TV REVIEW: No reality in reality TV

Bonang Matheba (Photo: Getty)
Bonang Matheba (Photo: Getty)

SOUTH Africans’ love for reality TV has reached a high point. The sad news is, reality shows are sometimes scripted, but people still love them. Given the ratings achieved by reality shows, there is no reason to expect the shows to go away anytime soon. Here are some of South Africa's most favourite reality shows.


One of Mzansi’s biggest reality shows is Papa Penny’s show. Even though the show might be manipulated in one form or another, it has an element of believability. In a recent episode, the singer appoints a chef. He not only cooks his food, but tastes it before he eats it in fear of food poisoning.


Queen B’s show is highly dolled up. The show merely focuses on Bonang’s champagne life. The former Live presenter is set on proving she is the Queen of South African entertainment by exposing her glamorous lifestyle for all to see. In one episode she says, “You’re shopping for flowers, I’m shopping for houses.” The show perpetuates how we behave, live and look in order to get attention. 


South Africa’s favourite diva, Somizi Mhlongo, popularly known as Somgaga also has a reality show. The Metro FM breakfast show co-host is witnessed shopping for a R6 million house while he allegedly owes SARS R2,5 million.
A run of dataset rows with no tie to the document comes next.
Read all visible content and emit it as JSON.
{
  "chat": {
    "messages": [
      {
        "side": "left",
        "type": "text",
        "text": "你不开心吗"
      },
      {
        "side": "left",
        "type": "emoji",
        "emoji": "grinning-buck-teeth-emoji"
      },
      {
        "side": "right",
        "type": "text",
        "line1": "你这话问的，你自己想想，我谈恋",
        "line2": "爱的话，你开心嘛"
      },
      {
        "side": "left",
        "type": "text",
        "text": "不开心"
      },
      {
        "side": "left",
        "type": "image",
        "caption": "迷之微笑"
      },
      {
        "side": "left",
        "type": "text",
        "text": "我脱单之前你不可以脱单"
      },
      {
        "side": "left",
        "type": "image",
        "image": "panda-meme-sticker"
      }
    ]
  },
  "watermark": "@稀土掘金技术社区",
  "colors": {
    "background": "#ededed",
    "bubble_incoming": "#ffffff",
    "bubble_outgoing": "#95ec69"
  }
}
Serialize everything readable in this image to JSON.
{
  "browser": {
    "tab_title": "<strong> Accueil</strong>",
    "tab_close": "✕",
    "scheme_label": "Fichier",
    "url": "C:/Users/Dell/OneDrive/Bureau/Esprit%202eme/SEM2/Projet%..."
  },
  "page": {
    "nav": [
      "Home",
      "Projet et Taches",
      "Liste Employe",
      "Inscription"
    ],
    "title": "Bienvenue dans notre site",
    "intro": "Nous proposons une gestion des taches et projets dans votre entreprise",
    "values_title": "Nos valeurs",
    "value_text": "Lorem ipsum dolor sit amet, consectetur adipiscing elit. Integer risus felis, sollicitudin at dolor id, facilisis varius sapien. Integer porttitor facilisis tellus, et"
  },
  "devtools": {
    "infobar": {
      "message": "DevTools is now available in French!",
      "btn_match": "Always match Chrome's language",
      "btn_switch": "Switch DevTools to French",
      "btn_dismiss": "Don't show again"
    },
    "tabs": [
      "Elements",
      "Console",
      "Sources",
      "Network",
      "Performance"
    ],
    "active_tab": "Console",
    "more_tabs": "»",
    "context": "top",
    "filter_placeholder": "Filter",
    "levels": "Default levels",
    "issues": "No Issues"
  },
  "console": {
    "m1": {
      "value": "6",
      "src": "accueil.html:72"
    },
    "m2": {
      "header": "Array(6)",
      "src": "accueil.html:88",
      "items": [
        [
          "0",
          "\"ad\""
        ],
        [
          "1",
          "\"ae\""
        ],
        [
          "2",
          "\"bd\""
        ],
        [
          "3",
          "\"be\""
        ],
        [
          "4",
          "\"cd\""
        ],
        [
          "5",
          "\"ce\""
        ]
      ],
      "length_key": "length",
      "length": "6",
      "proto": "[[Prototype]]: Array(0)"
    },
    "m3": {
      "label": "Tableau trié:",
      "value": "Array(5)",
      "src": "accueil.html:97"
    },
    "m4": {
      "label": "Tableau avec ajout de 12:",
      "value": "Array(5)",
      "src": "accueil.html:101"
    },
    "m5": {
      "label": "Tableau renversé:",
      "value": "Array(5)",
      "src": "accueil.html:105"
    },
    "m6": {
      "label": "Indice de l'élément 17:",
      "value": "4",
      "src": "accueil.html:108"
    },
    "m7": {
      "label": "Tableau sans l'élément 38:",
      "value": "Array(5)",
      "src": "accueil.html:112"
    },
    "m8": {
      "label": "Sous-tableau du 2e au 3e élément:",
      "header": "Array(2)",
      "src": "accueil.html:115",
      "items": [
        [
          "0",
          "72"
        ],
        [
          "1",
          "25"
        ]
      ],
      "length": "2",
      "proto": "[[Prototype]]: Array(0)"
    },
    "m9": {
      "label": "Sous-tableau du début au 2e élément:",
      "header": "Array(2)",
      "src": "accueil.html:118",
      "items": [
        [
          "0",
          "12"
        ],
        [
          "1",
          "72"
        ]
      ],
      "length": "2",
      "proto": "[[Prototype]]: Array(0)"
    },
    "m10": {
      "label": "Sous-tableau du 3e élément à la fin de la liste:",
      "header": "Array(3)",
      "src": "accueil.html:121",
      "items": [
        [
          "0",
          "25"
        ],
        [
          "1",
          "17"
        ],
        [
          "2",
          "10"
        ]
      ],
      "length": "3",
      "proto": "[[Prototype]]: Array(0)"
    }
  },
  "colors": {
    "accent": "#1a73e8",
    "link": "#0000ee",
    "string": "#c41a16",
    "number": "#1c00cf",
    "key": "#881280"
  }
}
This show displays a modern way of finding love. It gives single people, especially those who have been hopelessly looking for love, a different experience.
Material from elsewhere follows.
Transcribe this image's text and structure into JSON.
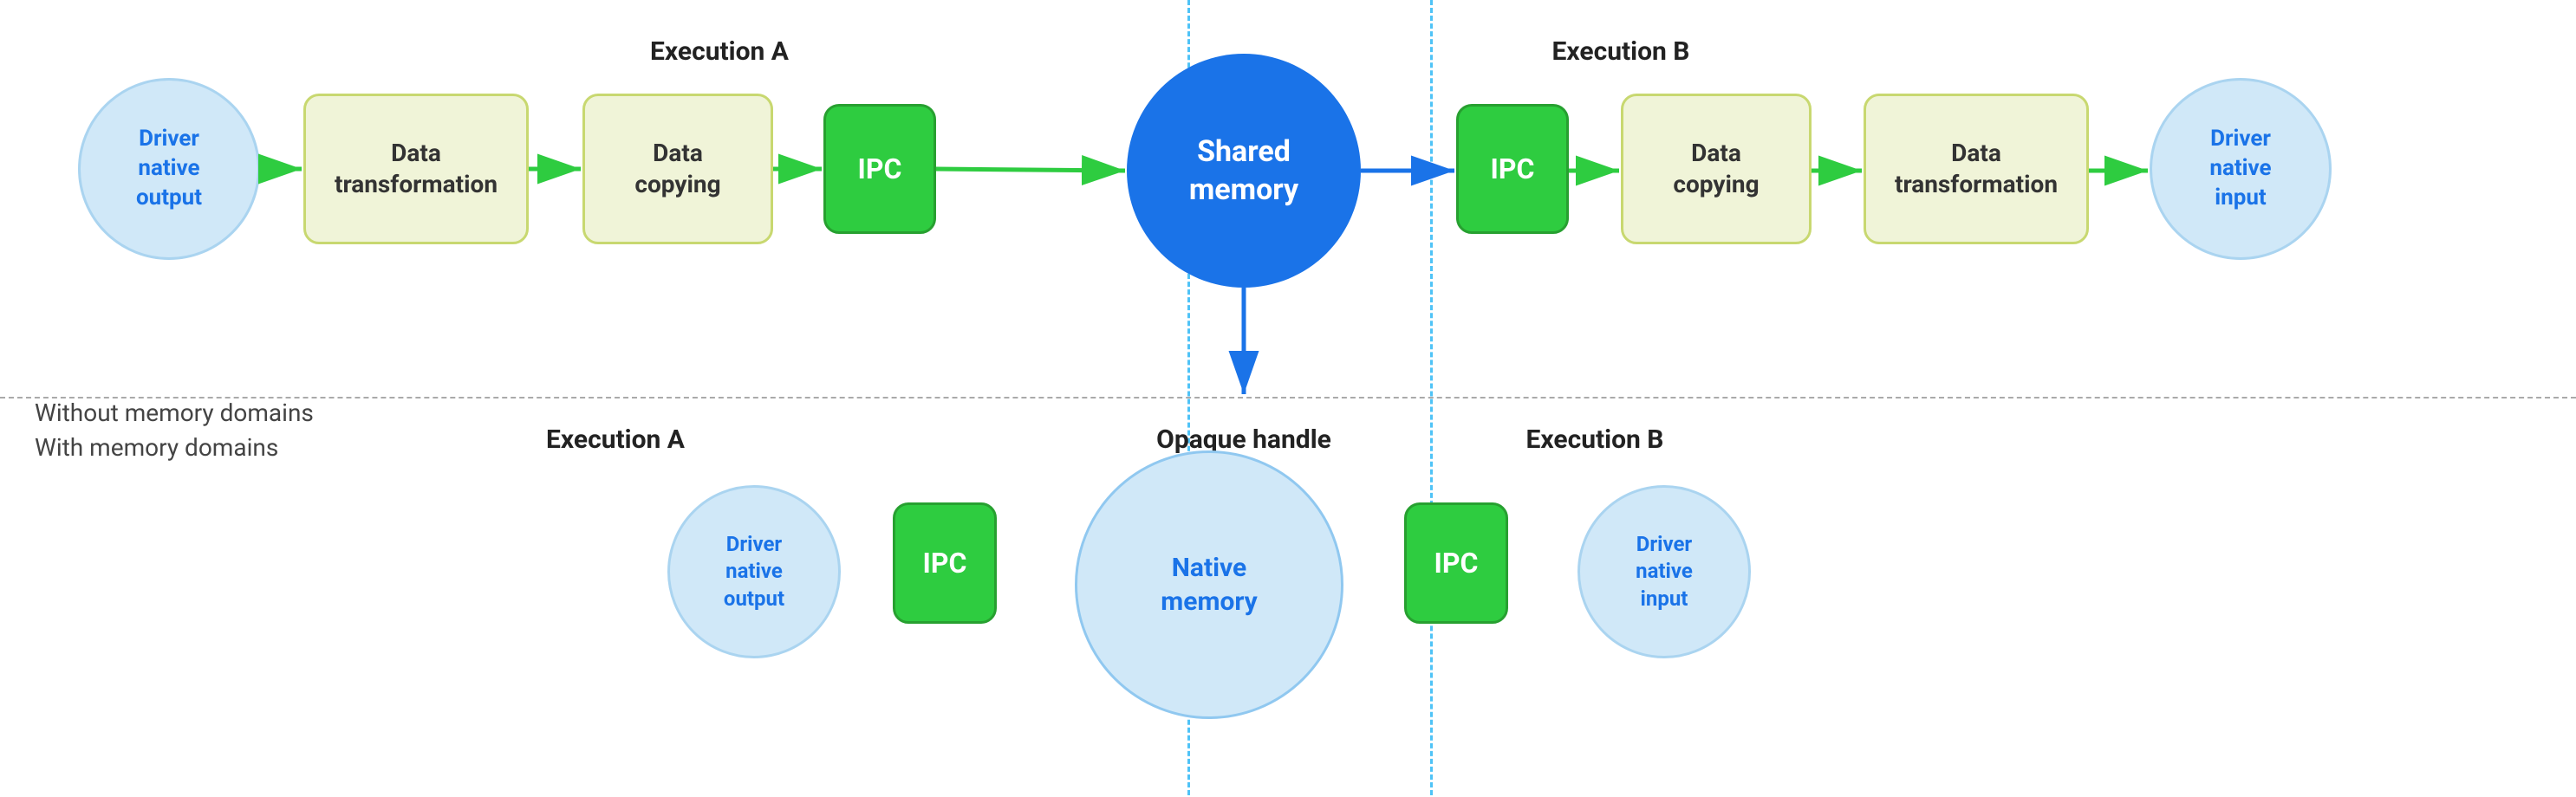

Much of what happens on The Ranakas is controversial. The public display of anger and bad language is one of the things that have led many to believe that the show is heavily staged. 
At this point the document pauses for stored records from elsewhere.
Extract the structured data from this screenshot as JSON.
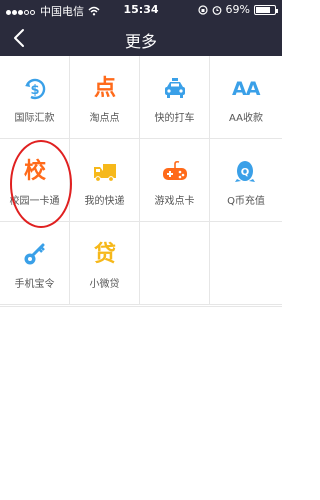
{
  "status": {
    "carrier": "中国电信",
    "time": "15:34",
    "battery": "69%",
    "battery_level": 0.69
  },
  "nav": {
    "title": "更多"
  },
  "items": [
    {
      "label": "国际汇款",
      "icon": "dollar-globe-icon",
      "glyph": "",
      "color": "#3aa0e8"
    },
    {
      "label": "淘点点",
      "icon": "taodiandian-icon",
      "glyph": "点",
      "color": "#ff6a1a"
    },
    {
      "label": "快的打车",
      "icon": "taxi-icon",
      "glyph": "",
      "color": "#3aa0e8"
    },
    {
      "label": "AA收款",
      "icon": "aa-icon",
      "glyph": "AA",
      "color": "#3aa0e8"
    },
    {
      "label": "校园一卡通",
      "icon": "campus-card-icon",
      "glyph": "校",
      "color": "#ff6a1a"
    },
    {
      "label": "我的快递",
      "icon": "delivery-truck-icon",
      "glyph": "",
      "color": "#f6b81a"
    },
    {
      "label": "游戏点卡",
      "icon": "gamepad-icon",
      "glyph": "",
      "color": "#ff6a1a"
    },
    {
      "label": "Q币充值",
      "icon": "qq-penguin-icon",
      "glyph": "Q",
      "color": "#3aa0e8"
    },
    {
      "label": "手机宝令",
      "icon": "key-icon",
      "glyph": "",
      "color": "#3aa0e8"
    },
    {
      "label": "小微贷",
      "icon": "loan-icon",
      "glyph": "贷",
      "color": "#f6b81a"
    }
  ]
}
Society teaches women that their worth is directly related to how they look. Encouraging this belief distracts women with the notion that success will escape them unless they buy into a  flashy lifestyle and beauty as a commodity. When watching Uyanda’s show, the resounding message is that ordinary is no longer good enough. 


There are also speculations that Diski Divas is staged. The moral bankruptcy of this show is irking. Its lesson is that people will do anything for fame and the only way to get ahead is to behave as ruthlessly as possible.